Fall is finally here with the arrival of the Autumnal Equinox today. Weather perfect for outdoor activites and nature’s most spectacular display of color are just around the corner. But why does this display – the spectacle of leaves changing their color – happen only once a year?
While it may seem as though the leaves are gradually whithering before their eventual dying off -the science behind it is far more fascinating. Indeed, the biology of leaves is incredibly complex – and every bit as beautiful – as the foliage’s bright display.
To get the science just right, we’re pulling scientific facts straight from leading experts.
Autumnal Equinox brings fascinating biology into play

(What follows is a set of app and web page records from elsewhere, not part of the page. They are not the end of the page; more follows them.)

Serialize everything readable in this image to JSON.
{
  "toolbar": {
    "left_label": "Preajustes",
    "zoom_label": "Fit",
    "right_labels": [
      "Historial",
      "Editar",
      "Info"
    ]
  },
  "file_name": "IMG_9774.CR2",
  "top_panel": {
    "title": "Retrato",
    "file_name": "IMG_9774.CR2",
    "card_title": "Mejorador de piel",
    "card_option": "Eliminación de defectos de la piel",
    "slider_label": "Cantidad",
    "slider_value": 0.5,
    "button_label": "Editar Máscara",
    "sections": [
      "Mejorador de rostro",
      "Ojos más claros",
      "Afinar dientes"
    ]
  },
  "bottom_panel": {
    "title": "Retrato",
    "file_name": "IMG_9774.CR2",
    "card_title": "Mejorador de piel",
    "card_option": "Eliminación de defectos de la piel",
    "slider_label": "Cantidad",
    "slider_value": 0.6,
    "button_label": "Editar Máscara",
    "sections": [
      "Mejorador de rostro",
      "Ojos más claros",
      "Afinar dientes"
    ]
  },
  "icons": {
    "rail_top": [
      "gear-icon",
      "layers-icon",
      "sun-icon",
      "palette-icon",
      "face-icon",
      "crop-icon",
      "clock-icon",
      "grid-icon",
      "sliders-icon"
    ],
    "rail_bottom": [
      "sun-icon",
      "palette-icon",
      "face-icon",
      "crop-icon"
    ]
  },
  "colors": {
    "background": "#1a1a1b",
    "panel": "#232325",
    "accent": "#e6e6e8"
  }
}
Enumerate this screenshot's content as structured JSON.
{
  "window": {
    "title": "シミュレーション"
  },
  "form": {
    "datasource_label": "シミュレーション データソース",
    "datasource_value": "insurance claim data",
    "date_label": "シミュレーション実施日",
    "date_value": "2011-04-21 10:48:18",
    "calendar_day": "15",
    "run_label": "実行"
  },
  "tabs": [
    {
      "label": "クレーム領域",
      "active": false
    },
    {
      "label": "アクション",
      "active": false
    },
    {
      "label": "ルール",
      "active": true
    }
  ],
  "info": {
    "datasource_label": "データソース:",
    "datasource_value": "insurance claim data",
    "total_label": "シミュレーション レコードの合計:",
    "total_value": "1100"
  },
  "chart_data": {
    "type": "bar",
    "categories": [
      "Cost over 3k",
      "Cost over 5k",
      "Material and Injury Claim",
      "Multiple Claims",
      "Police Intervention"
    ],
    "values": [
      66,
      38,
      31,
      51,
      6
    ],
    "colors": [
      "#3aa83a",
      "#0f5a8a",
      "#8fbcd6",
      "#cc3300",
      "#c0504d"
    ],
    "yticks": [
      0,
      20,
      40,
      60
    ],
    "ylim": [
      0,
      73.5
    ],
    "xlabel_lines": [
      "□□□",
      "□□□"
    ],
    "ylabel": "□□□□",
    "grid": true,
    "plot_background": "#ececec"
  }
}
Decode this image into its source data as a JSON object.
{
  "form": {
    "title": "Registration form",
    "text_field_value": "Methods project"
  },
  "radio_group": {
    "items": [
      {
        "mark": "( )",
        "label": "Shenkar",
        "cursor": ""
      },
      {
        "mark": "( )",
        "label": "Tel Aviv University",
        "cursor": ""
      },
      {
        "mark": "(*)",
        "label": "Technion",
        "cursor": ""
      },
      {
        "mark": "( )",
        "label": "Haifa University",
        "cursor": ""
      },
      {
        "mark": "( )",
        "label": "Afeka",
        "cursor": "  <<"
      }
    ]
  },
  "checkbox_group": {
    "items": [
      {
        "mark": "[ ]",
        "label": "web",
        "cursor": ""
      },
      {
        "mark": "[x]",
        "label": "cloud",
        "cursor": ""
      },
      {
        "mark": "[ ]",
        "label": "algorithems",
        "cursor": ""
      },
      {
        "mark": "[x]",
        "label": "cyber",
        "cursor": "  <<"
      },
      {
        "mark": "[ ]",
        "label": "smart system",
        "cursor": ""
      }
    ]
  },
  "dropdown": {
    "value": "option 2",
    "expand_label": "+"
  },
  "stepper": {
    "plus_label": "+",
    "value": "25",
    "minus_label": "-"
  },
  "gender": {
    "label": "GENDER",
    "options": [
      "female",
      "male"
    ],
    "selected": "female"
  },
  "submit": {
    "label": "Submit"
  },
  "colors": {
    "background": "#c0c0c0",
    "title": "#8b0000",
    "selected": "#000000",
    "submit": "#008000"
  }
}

One such expert is Ed Sharron, a science communication specialist with the National Park Service’s Northeast Temperate Network in Vermont. Sharron recently spoke with CNN on the very subject, breaking down the process. First up? Perhaps the most striking color change: natural green to vibrant red.

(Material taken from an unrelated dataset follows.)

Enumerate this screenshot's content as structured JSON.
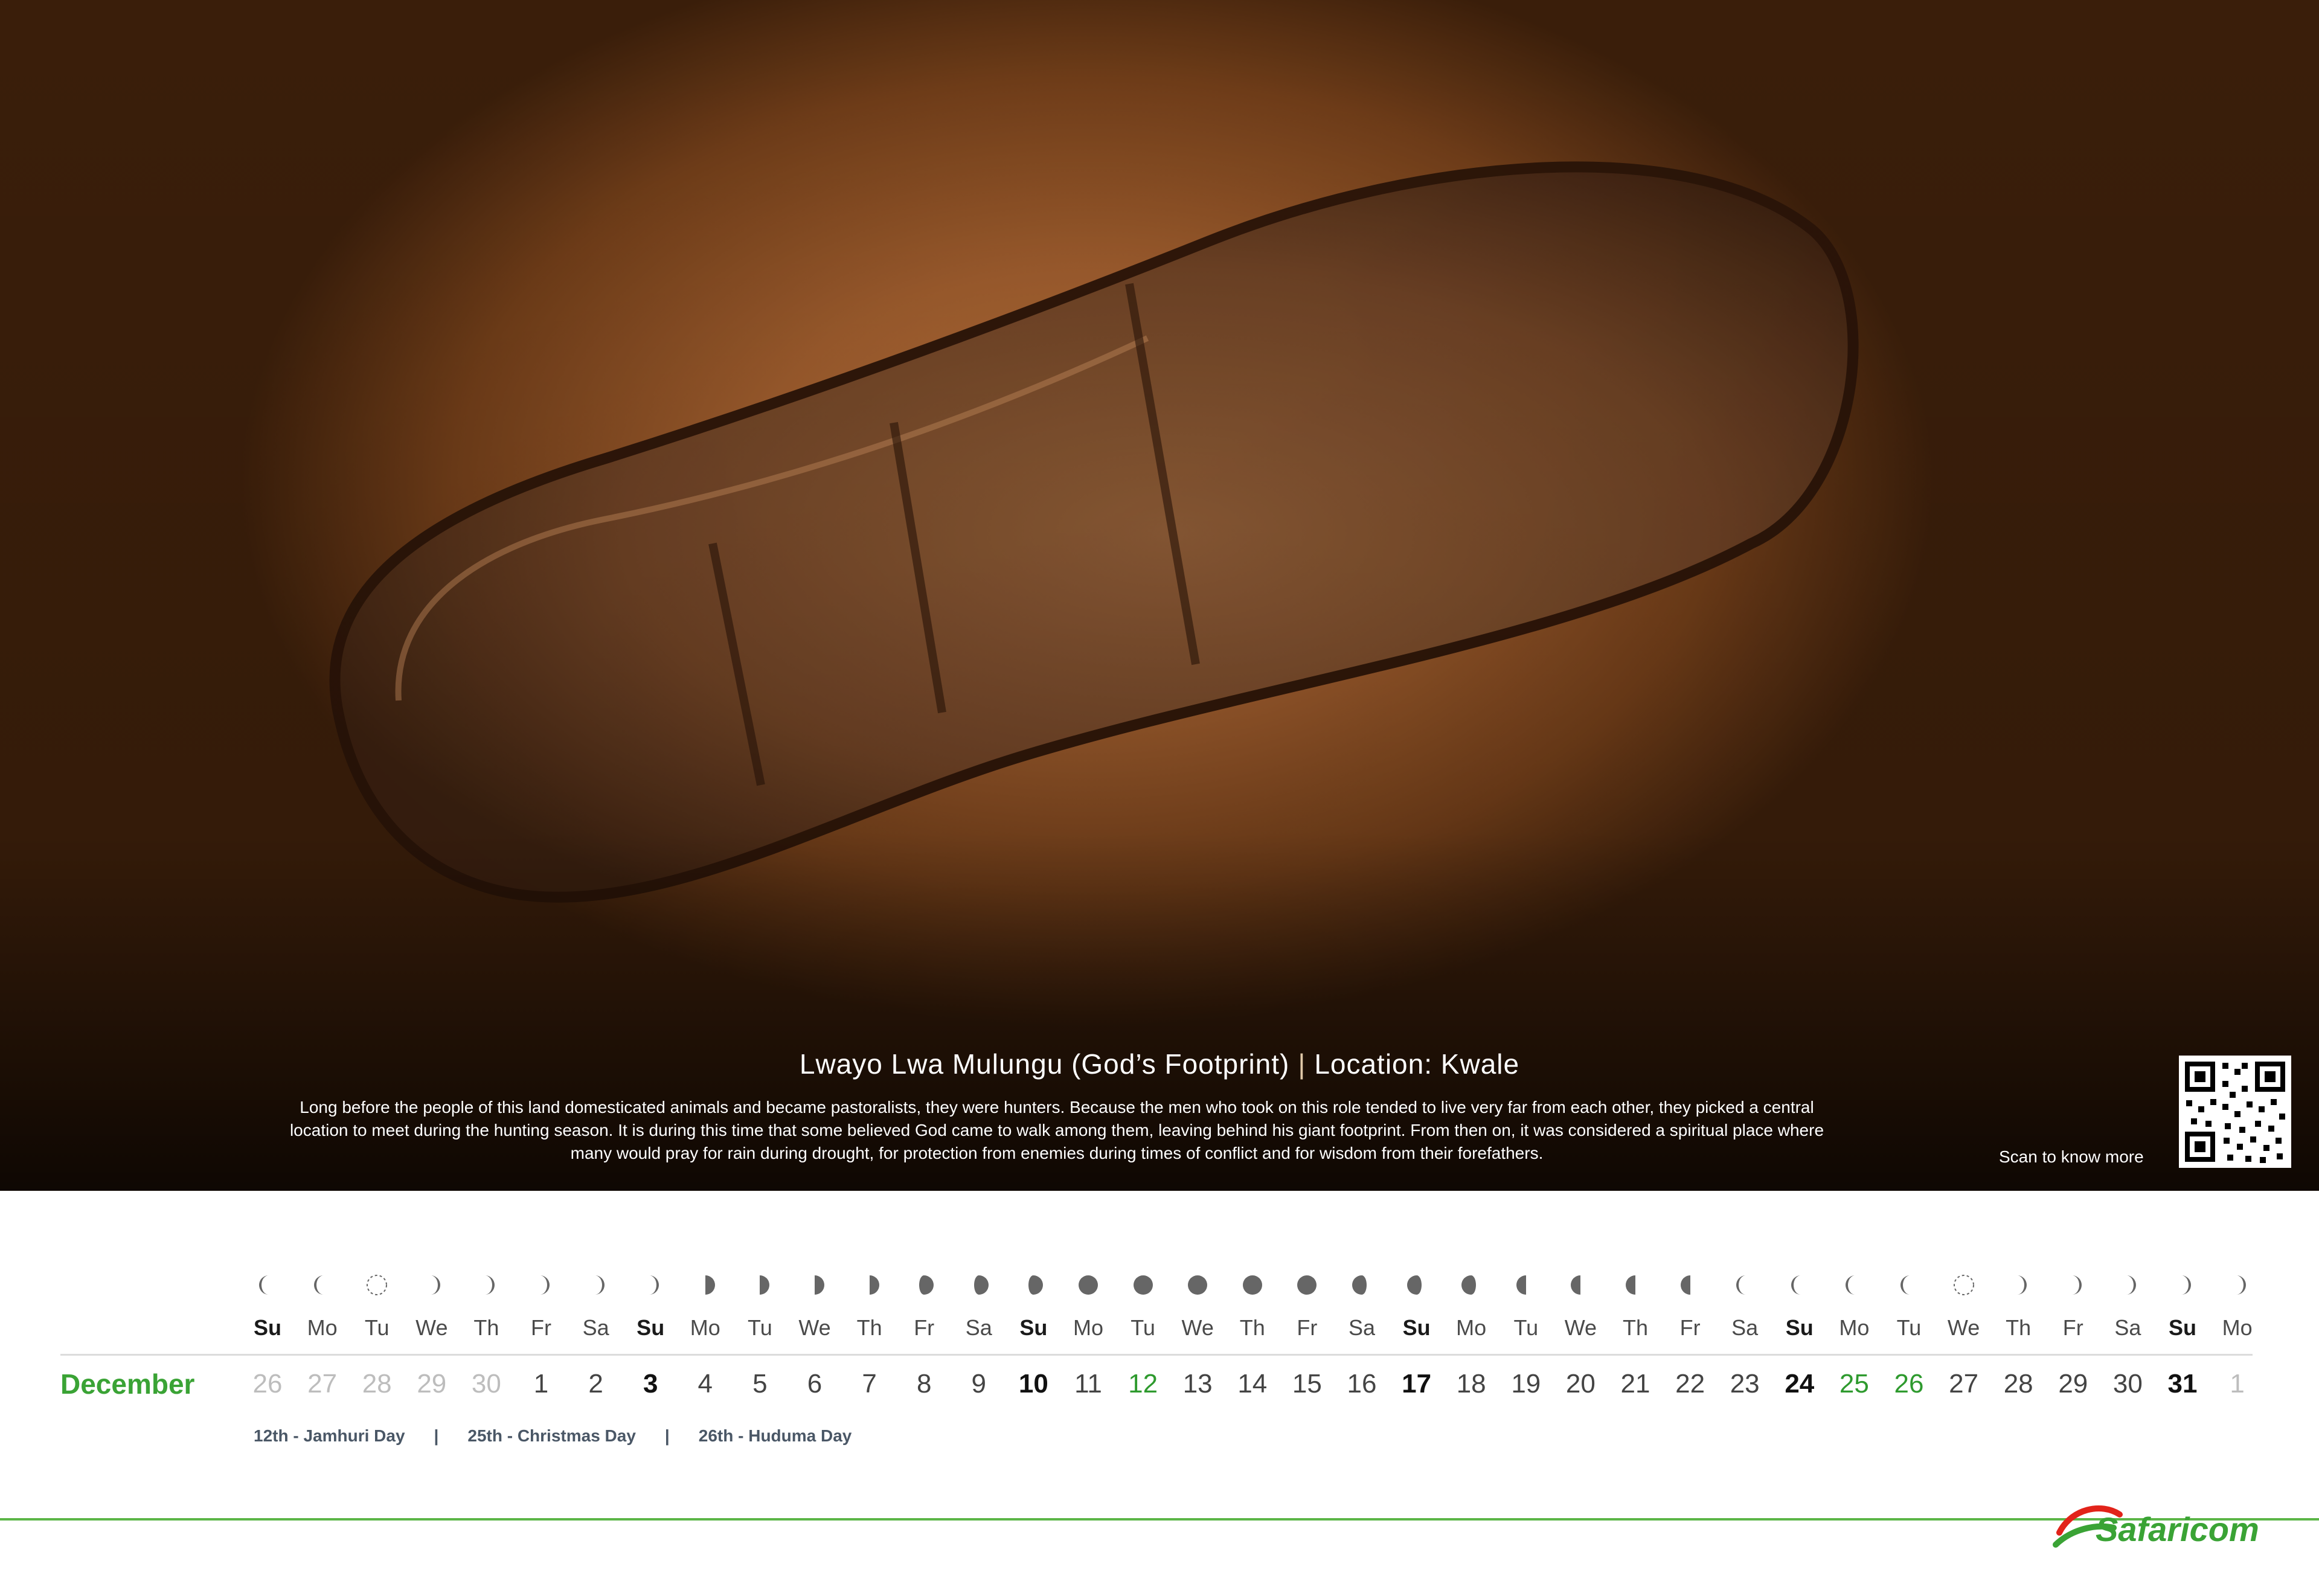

In short: the sugars vital to a leaves development begin to “bake” into a new pigment. As a result – we see lovely reds throughout Autumn.
The science behind red fall leaves
“The more favorable warm, sunny day/cool night temperature cycles that occur in early autumn, the more likely that fall season is to experience vibrant colors with lots of reds.
Leaves that get the most sunlight will develop red leaves, as the sugars inside them are “baked” into the red anthocyanin pigments. This is the same process that causes many apples to only be red on the side facing the sun as they grow.”Ed Sharron
However, the glorious reds of fall are far from the season’s only color on display. Brilliant shades of ambers and orange, golds, yellows, and even purples are noted throughout.
So why do leaves, and other foliage, change to colors?